I also take into account if the character class would be helpful. A thief would know sneaky stuff, a mage magical type stuff, clerics know godly stuff. Now, you might say this is redundant because the saving throw is class based, but I give them a little more oomph if the task is something that would be familiar for any one of that class.
Then I apply a very liberal task modifier using the below as a guideline. This is a spur of the moment thing and I take in account many factors (environment, haste, lighting, familiarity, etc). I am fairly fluid on these, so don't be betting the farm on my picking one:
-5 A very difficult task, one the character has never done or has no knowledge of
-3 A hard task but one that has a slimmer of possibility
-1 Difficult, but certainly possible
+1 Fairly easy
+3 Done many times before
And that is about it. Nothing too fancy and it takes me a fraction of a second at the table so it does not slow the game down.
* Please note that I still require Thieves to use their Thievery resolution as displayed on page 19, despite the picture above on this post. I just used it to tease one player in my game.
Since I am running a regular, weekly game now I like to have all manner of visual aids to help set the mood and such. There is a fellow on Google Plus that does some amazing photobashing work by the name of Jonny Gray (seriously, go check him out). So today, with little to do, I decided to take a stab at it.
My little group of players recently hired a couple of dudes from the local militia to help them on their current adventure. Toombs and Balix are part of the Greenguard, the local militia in Prolge (the small frontier village spotlighted previously on the blog). I really like how Toombs came together to fit his personality, he is a ballsy and arrogant type of guy who thinks he can tackle any problem. Balix is more of a young elf, eager to learn, ready to experience the world but with a hint of that elf better-than-thou stature.
Toombs (yep, totally stole the name and the face)
Balix, and elven bowman (still don't quite like his head but as this is a level zero extra, I deemed I had already spent too much time on him):
I wanted the uniform to look realistic and usable, but recognizable to the casual viewer. The original image is the torso, the hand holding the sword, and the legs. The other parts are stolen from other images and slightly changed to come together to a different image.

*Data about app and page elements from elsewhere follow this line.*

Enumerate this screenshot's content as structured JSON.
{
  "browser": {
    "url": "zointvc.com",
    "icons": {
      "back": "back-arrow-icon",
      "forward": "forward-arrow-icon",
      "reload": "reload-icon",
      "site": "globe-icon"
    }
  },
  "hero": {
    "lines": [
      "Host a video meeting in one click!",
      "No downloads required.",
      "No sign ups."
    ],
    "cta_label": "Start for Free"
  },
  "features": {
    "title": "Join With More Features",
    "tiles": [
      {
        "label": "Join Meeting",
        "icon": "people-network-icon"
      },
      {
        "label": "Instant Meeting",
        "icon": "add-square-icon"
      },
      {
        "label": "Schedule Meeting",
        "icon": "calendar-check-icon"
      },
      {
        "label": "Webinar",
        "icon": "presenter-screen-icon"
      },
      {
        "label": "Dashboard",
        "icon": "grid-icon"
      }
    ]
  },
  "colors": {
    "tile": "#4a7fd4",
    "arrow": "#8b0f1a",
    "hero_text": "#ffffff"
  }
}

This was fun to try my hand at and I think they came out fairly good. I may do more of these in the future.